It’s fair to say that some level of corruption exists everywhere. That, sadly, reflects the human condition. But not all governments and societies are equally imperfect either. The latest version of Transparency International’s Corruption Perceptions Index came out on Dec. 3. Of the 174 countries measured, the UK and Burma occupied places 14 and 156 respectively. This index is not definitive but it allows us to see how countries are perceived to be performing in tackling, or not tackling, corruption.
There is a view that corruption is a fixation of developed countries; a stick to beat developing countries and to congratulate themselves on their supposedly superior moral values. But protests and campaigns show that people in developing countries do care about corruption.
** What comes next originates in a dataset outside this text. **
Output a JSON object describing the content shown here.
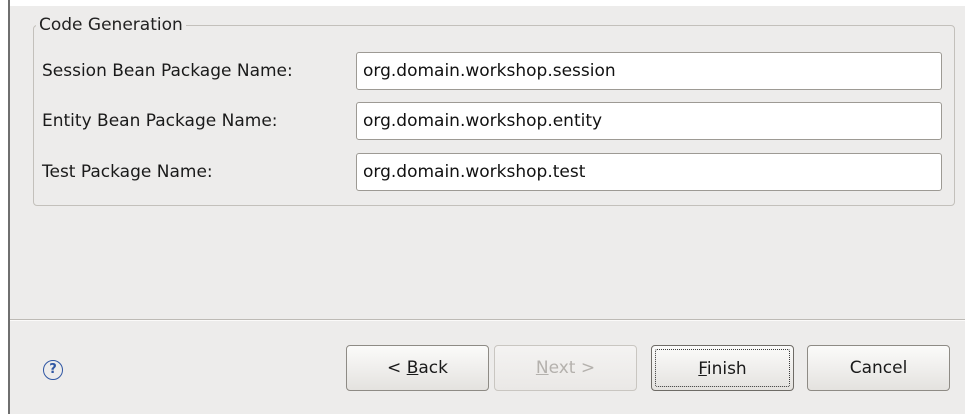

Indeed, if you believe that things like the provision of public goods and services, the protection of basic rights, the preservation of functioning markets and of the rule of law are important for development, then you have a clear case for corruption mattering.
And corruption isn’t just a moral issue. If good economics is about the most efficient allocation of resources, then corruption tends towards the opposite: it depletes a country’s wealth, diverting revenue and resources from the public purse to corrupt pockets. Corruption thwarts efforts to alleviate poverty, disproportionately impacting on the poor and disadvantaged who literally can’t afford to take part in this illicit game. Corruption is therefore not just stealing; it can also amount to the rich stealing from the poor.
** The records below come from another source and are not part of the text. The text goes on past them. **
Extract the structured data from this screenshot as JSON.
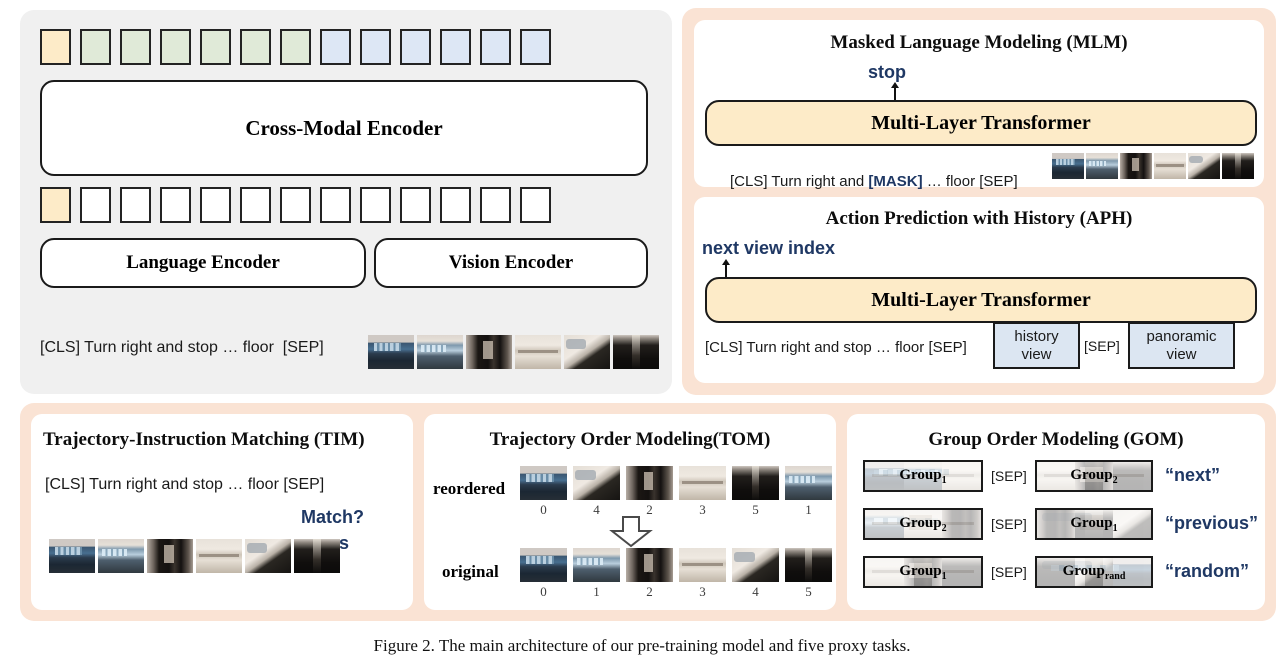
{
  "figure": {
    "caption": "Figure 2. The main architecture of our pre-training model and five proxy tasks."
  },
  "colors": {
    "peach_background": "#FAE3D4",
    "gray_panel": "#F0F0F0",
    "token_yellow": "#FDEBC8",
    "token_green": "#E0EAD8",
    "token_blue": "#DDE7F5",
    "transformer_yellow": "#FDEBC8",
    "view_box_blue": "#DCE6F2",
    "accent_blue_text": "#1F3864"
  },
  "architecture": {
    "top_tokens": [
      "yellow",
      "green",
      "green",
      "green",
      "green",
      "green",
      "green",
      "blue",
      "blue",
      "blue",
      "blue",
      "blue",
      "blue"
    ],
    "cross_modal_encoder_label": "Cross-Modal Encoder",
    "mid_tokens": [
      "yellow",
      "white",
      "white",
      "white",
      "white",
      "white",
      "white",
      "white",
      "white",
      "white",
      "white",
      "white",
      "white"
    ],
    "language_encoder_label": "Language Encoder",
    "vision_encoder_label": "Vision Encoder",
    "input_text": "[CLS] Turn right and stop … floor  [SEP]",
    "thumbnails": [
      "living-room-window",
      "living-room-ceiling",
      "dark-doorway",
      "kitchen-shelf",
      "counter-dark-table",
      "dark-hallway"
    ]
  },
  "mlm": {
    "title": "Masked Language Modeling (MLM)",
    "prediction": "stop",
    "transformer_label": "Multi-Layer Transformer",
    "input_prefix": "[CLS] Turn right and ",
    "input_mask": "[MASK]",
    "input_suffix": " … floor [SEP]",
    "thumbnails": [
      "living-room-window",
      "living-room-ceiling",
      "dark-doorway",
      "kitchen-shelf",
      "counter-dark-table",
      "dark-hallway"
    ]
  },
  "aph": {
    "title": "Action Prediction with History (APH)",
    "prediction": "next view index",
    "transformer_label": "Multi-Layer Transformer",
    "input_text": "[CLS] Turn right and stop … floor [SEP]",
    "history_view_label": "history\nview",
    "sep_label": "[SEP]",
    "panoramic_view_label": "panoramic\nview"
  },
  "tim": {
    "title": "Trajectory-Instruction Matching (TIM)",
    "input_text": "[CLS] Turn right and stop … floor [SEP]",
    "question": "Match?",
    "answer": "yes",
    "thumbnails": [
      "living-room-window",
      "living-room-ceiling",
      "dark-doorway",
      "kitchen-shelf",
      "counter-dark-table",
      "dark-hallway"
    ]
  },
  "tom": {
    "title": "Trajectory Order Modeling(TOM)",
    "reordered_label": "reordered",
    "original_label": "original",
    "reordered_indices": [
      "0",
      "4",
      "2",
      "3",
      "5",
      "1"
    ],
    "original_indices": [
      "0",
      "1",
      "2",
      "3",
      "4",
      "5"
    ],
    "reordered_thumbnails": [
      "living-room-window",
      "counter-dark-table",
      "dark-doorway",
      "kitchen-shelf",
      "dark-hallway",
      "living-room-ceiling"
    ],
    "original_thumbnails": [
      "living-room-window",
      "living-room-ceiling",
      "dark-doorway",
      "kitchen-shelf",
      "counter-dark-table",
      "dark-hallway"
    ]
  },
  "gom": {
    "title": "Group Order Modeling (GOM)",
    "sep_label": "[SEP]",
    "rows": [
      {
        "left": "Group",
        "left_sub": "1",
        "right": "Group",
        "right_sub": "2",
        "answer": "“next”"
      },
      {
        "left": "Group",
        "left_sub": "2",
        "right": "Group",
        "right_sub": "1",
        "answer": "“previous”"
      },
      {
        "left": "Group",
        "left_sub": "1",
        "right": "Group",
        "right_sub": "rand",
        "answer": "“random”"
      }
    ]
  }
}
Corruption is also a transaction cost. The World Bank estimates that corruption adds at least 10 percent to the cost of doing business – a cost usually passed on to customers. Maybe some think that corruption is somehow a victimless crime: the company gets its contract, the official or politician gets his or her kickback, and life goes on—business is business, so what? But when contracts are awarded on the basis of personal gain, then everyone suffers. Bribery and corruption mean decisions are made for the wrong reasons and that the public good is suppressed.
What can we do to tackle corruption and keep it to a minimum? There are two overarching approaches. Firstly, minimise the opportunities for it to happen through strong institutions with good systems that catch and bring offenders to book and, secondly, create a culture which unambiguously teaches that it is wrong to be corrupt and enables people to blow the whistle on corruption when they see it.
What does this mean in practice? Well, it includes having an incorruptible and demonstrably politically neutral judiciary. It includes having a fearless, trusted anti-corruption agency with the right mandate and full political and public support. It means replacing opaque procurement mechanisms with transparent tendering processes; it means wherever possible putting services online; and it means regular intrusive oversight.
But I would argue that the cultural aspect of tackling corruption is even more important than these mechanisms. If any state official is not given, and then repeatedly reminded of, a code of ethics that stresses integrity, honesty and impartiality as prime values, then it won’t be surprising if they don’t live up to them.
Another vital question is whether those caught indulging in corruption are charged and if found guilty are they severely punished? Proper sanctions can have a huge deterrent effect. The opposite of that—in effect, impunity—can send an equally powerful message: namely, that such behaviour is somehow acceptable, unremarkable, or at least unpunishable. It’s a choice ultimately—between a zero tolerance and a ‘we tolerate anything’ approach.
Burma was recently voted the joint most generous country on earth—deservedly in my view. My hope is that this light of generosity can shine on the darkness that provides cover for corruption.
Tony Preston is head of the British Embassy’s Prosperity Team. This article has been published to mark International Anti-Corruption Day on Dec. 9.